• What is being asked
How many lines of the entries below include the word "false"? Answer with the number alone.
BEGIN Dataset records
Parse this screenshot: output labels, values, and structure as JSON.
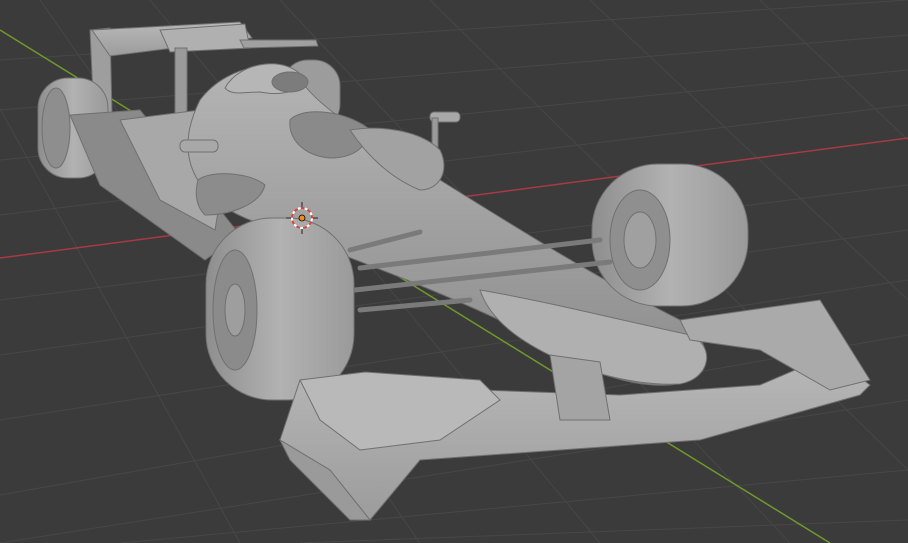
{
  "viewport": {
    "background": "#3b3b3b",
    "grid_color": "#4a4a4a",
    "x_axis_color": "#a83a44",
    "y_axis_color": "#6e9a2a",
    "model_color": "#a6a6a6",
    "shading": "solid",
    "object": "formula-1-car-mesh"
  },
  "cursor": {
    "icon": "3d-cursor-icon",
    "ring_color": "#d9453c"
  },
  "origin": {
    "icon": "object-origin-icon",
    "color": "#f08a1a"
  }
}
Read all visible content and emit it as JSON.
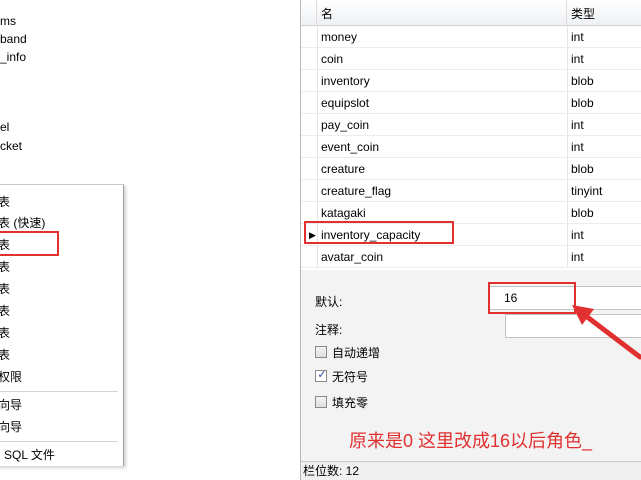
{
  "tree_items": [
    "ms",
    "band",
    "_info",
    "el",
    "cket"
  ],
  "menu_items": [
    "表",
    "表 (快速)",
    "表",
    "表",
    "表",
    "表",
    "表",
    "表",
    "权限",
    "向导",
    "向导",
    "i SQL 文件"
  ],
  "grid": {
    "col_name": "名",
    "col_type": "类型",
    "rows": [
      {
        "name": "money",
        "type": "int"
      },
      {
        "name": "coin",
        "type": "int"
      },
      {
        "name": "inventory",
        "type": "blob"
      },
      {
        "name": "equipslot",
        "type": "blob"
      },
      {
        "name": "pay_coin",
        "type": "int"
      },
      {
        "name": "event_coin",
        "type": "int"
      },
      {
        "name": "creature",
        "type": "blob"
      },
      {
        "name": "creature_flag",
        "type": "tinyint"
      },
      {
        "name": "katagaki",
        "type": "blob"
      },
      {
        "name": "inventory_capacity",
        "type": "int"
      },
      {
        "name": "avatar_coin",
        "type": "int"
      }
    ]
  },
  "props": {
    "default_label": "默认:",
    "default_value": "16",
    "comment_label": "注释:",
    "auto_increment_label": "自动递增",
    "unsigned_label": "无符号",
    "zerofill_label": "填充零",
    "auto_increment": false,
    "unsigned": true,
    "zerofill": false
  },
  "annotation": "原来是0   这里改成16以后角色_",
  "status": "栏位数: 12",
  "colors": {
    "highlight": "#e03030",
    "check": "#1f4fa3"
  },
  "icons": {
    "row_pointer": "black-triangle-right-icon",
    "arrow": "red-arrow-icon"
  }
}
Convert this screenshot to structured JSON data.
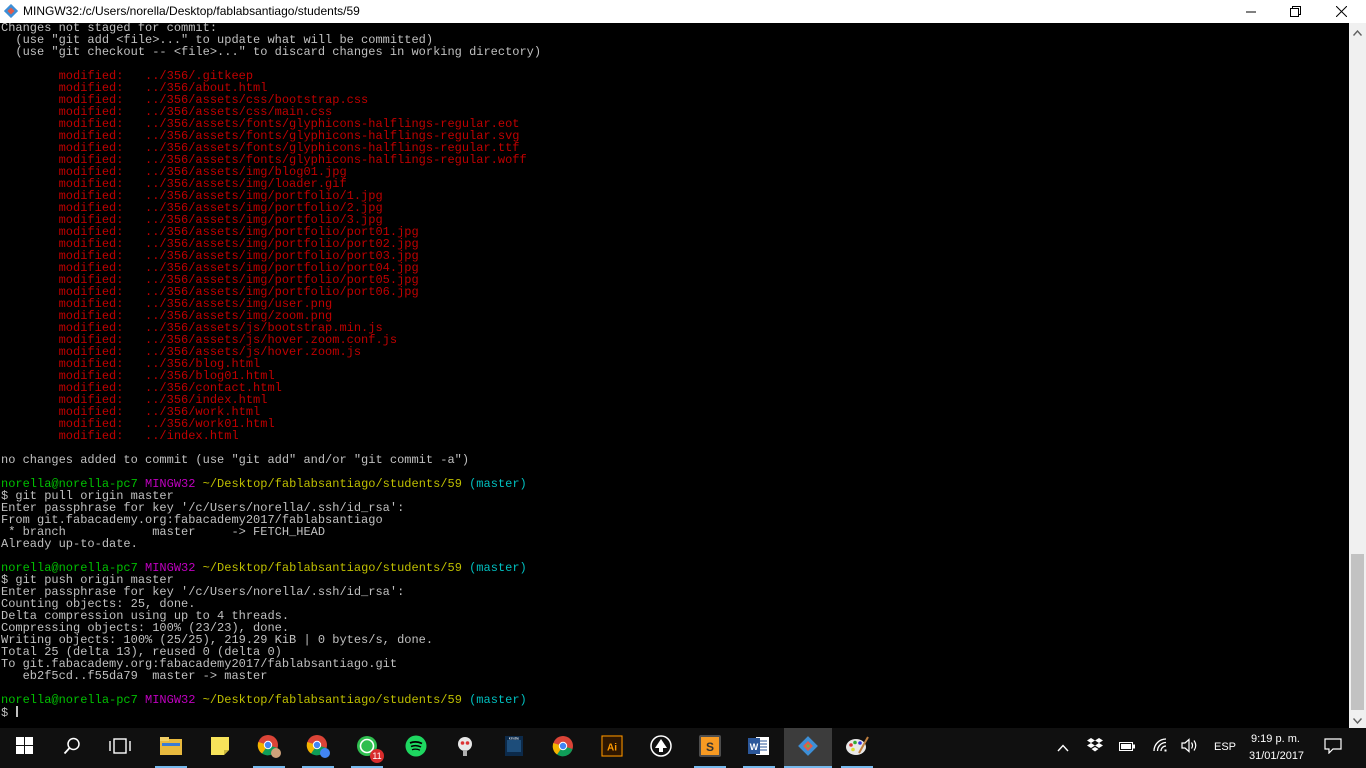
{
  "window": {
    "title": "MINGW32:/c/Users/norella/Desktop/fablabsantiago/students/59",
    "minimize_icon": "minimize-icon",
    "maximize_icon": "restore-icon",
    "close_icon": "close-icon"
  },
  "terminal": {
    "lines": [
      [
        {
          "t": "Changes not staged for commit:",
          "c": ""
        }
      ],
      [
        {
          "t": "  (use \"git add <file>...\" to update what will be committed)",
          "c": ""
        }
      ],
      [
        {
          "t": "  (use \"git checkout -- <file>...\" to discard changes in working directory)",
          "c": ""
        }
      ],
      [],
      [
        {
          "t": "        modified:   ../356/.gitkeep",
          "c": "red"
        }
      ],
      [
        {
          "t": "        modified:   ../356/about.html",
          "c": "red"
        }
      ],
      [
        {
          "t": "        modified:   ../356/assets/css/bootstrap.css",
          "c": "red"
        }
      ],
      [
        {
          "t": "        modified:   ../356/assets/css/main.css",
          "c": "red"
        }
      ],
      [
        {
          "t": "        modified:   ../356/assets/fonts/glyphicons-halflings-regular.eot",
          "c": "red"
        }
      ],
      [
        {
          "t": "        modified:   ../356/assets/fonts/glyphicons-halflings-regular.svg",
          "c": "red"
        }
      ],
      [
        {
          "t": "        modified:   ../356/assets/fonts/glyphicons-halflings-regular.ttf",
          "c": "red"
        }
      ],
      [
        {
          "t": "        modified:   ../356/assets/fonts/glyphicons-halflings-regular.woff",
          "c": "red"
        }
      ],
      [
        {
          "t": "        modified:   ../356/assets/img/blog01.jpg",
          "c": "red"
        }
      ],
      [
        {
          "t": "        modified:   ../356/assets/img/loader.gif",
          "c": "red"
        }
      ],
      [
        {
          "t": "        modified:   ../356/assets/img/portfolio/1.jpg",
          "c": "red"
        }
      ],
      [
        {
          "t": "        modified:   ../356/assets/img/portfolio/2.jpg",
          "c": "red"
        }
      ],
      [
        {
          "t": "        modified:   ../356/assets/img/portfolio/3.jpg",
          "c": "red"
        }
      ],
      [
        {
          "t": "        modified:   ../356/assets/img/portfolio/port01.jpg",
          "c": "red"
        }
      ],
      [
        {
          "t": "        modified:   ../356/assets/img/portfolio/port02.jpg",
          "c": "red"
        }
      ],
      [
        {
          "t": "        modified:   ../356/assets/img/portfolio/port03.jpg",
          "c": "red"
        }
      ],
      [
        {
          "t": "        modified:   ../356/assets/img/portfolio/port04.jpg",
          "c": "red"
        }
      ],
      [
        {
          "t": "        modified:   ../356/assets/img/portfolio/port05.jpg",
          "c": "red"
        }
      ],
      [
        {
          "t": "        modified:   ../356/assets/img/portfolio/port06.jpg",
          "c": "red"
        }
      ],
      [
        {
          "t": "        modified:   ../356/assets/img/user.png",
          "c": "red"
        }
      ],
      [
        {
          "t": "        modified:   ../356/assets/img/zoom.png",
          "c": "red"
        }
      ],
      [
        {
          "t": "        modified:   ../356/assets/js/bootstrap.min.js",
          "c": "red"
        }
      ],
      [
        {
          "t": "        modified:   ../356/assets/js/hover.zoom.conf.js",
          "c": "red"
        }
      ],
      [
        {
          "t": "        modified:   ../356/assets/js/hover.zoom.js",
          "c": "red"
        }
      ],
      [
        {
          "t": "        modified:   ../356/blog.html",
          "c": "red"
        }
      ],
      [
        {
          "t": "        modified:   ../356/blog01.html",
          "c": "red"
        }
      ],
      [
        {
          "t": "        modified:   ../356/contact.html",
          "c": "red"
        }
      ],
      [
        {
          "t": "        modified:   ../356/index.html",
          "c": "red"
        }
      ],
      [
        {
          "t": "        modified:   ../356/work.html",
          "c": "red"
        }
      ],
      [
        {
          "t": "        modified:   ../356/work01.html",
          "c": "red"
        }
      ],
      [
        {
          "t": "        modified:   ../index.html",
          "c": "red"
        }
      ],
      [],
      [
        {
          "t": "no changes added to commit (use \"git add\" and/or \"git commit -a\")",
          "c": ""
        }
      ],
      [],
      [
        {
          "t": "norella@norella-pc7",
          "c": "grn"
        },
        {
          "t": " ",
          "c": ""
        },
        {
          "t": "MINGW32",
          "c": "mag"
        },
        {
          "t": " ",
          "c": ""
        },
        {
          "t": "~/Desktop/fablabsantiago/students/59",
          "c": "yel"
        },
        {
          "t": " ",
          "c": ""
        },
        {
          "t": "(master)",
          "c": "cyn"
        }
      ],
      [
        {
          "t": "$ git pull origin master",
          "c": ""
        }
      ],
      [
        {
          "t": "Enter passphrase for key '/c/Users/norella/.ssh/id_rsa':",
          "c": ""
        }
      ],
      [
        {
          "t": "From git.fabacademy.org:fabacademy2017/fablabsantiago",
          "c": ""
        }
      ],
      [
        {
          "t": " * branch            master     -> FETCH_HEAD",
          "c": ""
        }
      ],
      [
        {
          "t": "Already up-to-date.",
          "c": ""
        }
      ],
      [],
      [
        {
          "t": "norella@norella-pc7",
          "c": "grn"
        },
        {
          "t": " ",
          "c": ""
        },
        {
          "t": "MINGW32",
          "c": "mag"
        },
        {
          "t": " ",
          "c": ""
        },
        {
          "t": "~/Desktop/fablabsantiago/students/59",
          "c": "yel"
        },
        {
          "t": " ",
          "c": ""
        },
        {
          "t": "(master)",
          "c": "cyn"
        }
      ],
      [
        {
          "t": "$ git push origin master",
          "c": ""
        }
      ],
      [
        {
          "t": "Enter passphrase for key '/c/Users/norella/.ssh/id_rsa':",
          "c": ""
        }
      ],
      [
        {
          "t": "Counting objects: 25, done.",
          "c": ""
        }
      ],
      [
        {
          "t": "Delta compression using up to 4 threads.",
          "c": ""
        }
      ],
      [
        {
          "t": "Compressing objects: 100% (23/23), done.",
          "c": ""
        }
      ],
      [
        {
          "t": "Writing objects: 100% (25/25), 219.29 KiB | 0 bytes/s, done.",
          "c": ""
        }
      ],
      [
        {
          "t": "Total 25 (delta 13), reused 0 (delta 0)",
          "c": ""
        }
      ],
      [
        {
          "t": "To git.fabacademy.org:fabacademy2017/fablabsantiago.git",
          "c": ""
        }
      ],
      [
        {
          "t": "   eb2f5cd..f55da79  master -> master",
          "c": ""
        }
      ],
      [],
      [
        {
          "t": "norella@norella-pc7",
          "c": "grn"
        },
        {
          "t": " ",
          "c": ""
        },
        {
          "t": "MINGW32",
          "c": "mag"
        },
        {
          "t": " ",
          "c": ""
        },
        {
          "t": "~/Desktop/fablabsantiago/students/59",
          "c": "yel"
        },
        {
          "t": " ",
          "c": ""
        },
        {
          "t": "(master)",
          "c": "cyn"
        }
      ],
      [
        {
          "t": "$ ",
          "c": ""
        },
        {
          "cursor": true
        }
      ]
    ]
  },
  "colors": {
    "modified": "#bf0000",
    "prompt_user": "#00bf00",
    "prompt_system": "#bf00bf",
    "prompt_path": "#bfbf00",
    "prompt_branch": "#00bfbf",
    "taskbar_accent": "#76b9ed"
  },
  "taskbar": {
    "start_icon": "windows-start-icon",
    "search_icon": "search-icon",
    "task_view_icon": "task-view-icon",
    "apps": [
      {
        "name": "file-explorer-icon"
      },
      {
        "name": "sticky-notes-icon"
      },
      {
        "name": "chrome-user-icon"
      },
      {
        "name": "chrome-user-icon"
      },
      {
        "name": "whatsapp-icon",
        "badge": "11"
      },
      {
        "name": "spotify-icon"
      },
      {
        "name": "app-icon"
      },
      {
        "name": "kindle-icon"
      },
      {
        "name": "chrome-icon"
      },
      {
        "name": "illustrator-icon"
      },
      {
        "name": "inkscape-icon"
      },
      {
        "name": "sublime-text-icon"
      },
      {
        "name": "word-icon"
      },
      {
        "name": "git-bash-icon"
      },
      {
        "name": "paint-icon"
      }
    ],
    "tray": {
      "chevron_icon": "chevron-up-icon",
      "dropbox_icon": "dropbox-icon",
      "battery_icon": "battery-icon",
      "wifi_icon": "wifi-icon",
      "volume_icon": "volume-icon",
      "language": "ESP",
      "time": "9:19 p. m.",
      "date": "31/01/2017",
      "notifications_icon": "action-center-icon"
    }
  }
}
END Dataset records
• Worked solution
2